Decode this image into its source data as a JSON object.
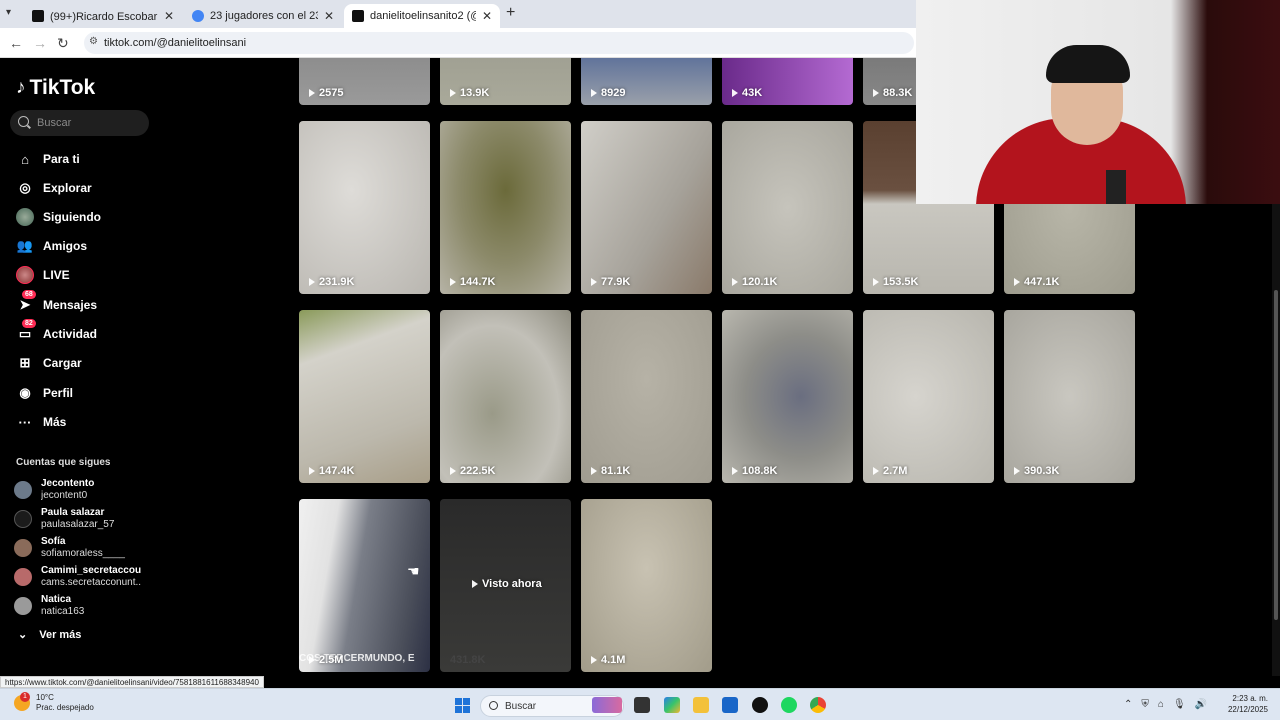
{
  "browser": {
    "tabs": [
      {
        "title": "(99+)Ricardo Escobar 🎨 (@ric",
        "active": false
      },
      {
        "title": "23 jugadores con el 23 - Buscar",
        "active": false
      },
      {
        "title": "danielitoelinsanito2 (@danielit",
        "active": true
      }
    ],
    "url": "tiktok.com/@danielitoelinsani",
    "status_url": "https://www.tiktok.com/@danielitoelinsani/video/7581881611688348940"
  },
  "sidebar": {
    "logo": "TikTok",
    "search_placeholder": "Buscar",
    "menu": [
      {
        "label": "Para ti",
        "icon": "home-icon"
      },
      {
        "label": "Explorar",
        "icon": "compass-icon"
      },
      {
        "label": "Siguiendo",
        "icon": "avatar-icon"
      },
      {
        "label": "Amigos",
        "icon": "friends-icon"
      },
      {
        "label": "LIVE",
        "icon": "live-icon"
      },
      {
        "label": "Mensajes",
        "icon": "paper-plane-icon",
        "badge": "68"
      },
      {
        "label": "Actividad",
        "icon": "inbox-icon",
        "badge": "82"
      },
      {
        "label": "Cargar",
        "icon": "plus-square-icon"
      },
      {
        "label": "Perfil",
        "icon": "person-icon"
      },
      {
        "label": "Más",
        "icon": "more-dots-icon"
      }
    ],
    "following_title": "Cuentas que sigues",
    "following": [
      {
        "name": "Jecontento",
        "handle": "jecontent0"
      },
      {
        "name": "Paula salazar",
        "handle": "paulasalazar_57"
      },
      {
        "name": "Sofía",
        "handle": "sofiamoraless____"
      },
      {
        "name": "Camimi_secretaccou...",
        "handle": "cams.secretacconunt..."
      },
      {
        "name": "Natica",
        "handle": "natica163"
      }
    ],
    "see_more": "Ver más"
  },
  "grid": {
    "rows": [
      [
        "2575",
        "13.9K",
        "8929",
        "43K",
        "88.3K"
      ],
      [
        "231.9K",
        "144.7K",
        "77.9K",
        "120.1K",
        "153.5K",
        "447.1K"
      ],
      [
        "147.4K",
        "222.5K",
        "81.1K",
        "108.8K",
        "2.7M",
        "390.3K"
      ],
      [
        "2.5M",
        "431.8K",
        "4.1M"
      ]
    ],
    "visto_ahora": "Visto ahora",
    "overlay_text": "COS TERCERMUNDO, E"
  },
  "taskbar": {
    "weather_temp": "10°C",
    "weather_desc": "Prac. despejado",
    "weather_alert": "1",
    "search_placeholder": "Buscar",
    "time": "2:23 a. m.",
    "date": "22/12/2025"
  }
}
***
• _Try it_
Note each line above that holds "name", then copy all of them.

• _Task response_
        "name": "Jecontento",
        "name": "Paula salazar",
        "name": "Sofía",
        "name": "Camimi_secretaccou...",
        "name": "Natica",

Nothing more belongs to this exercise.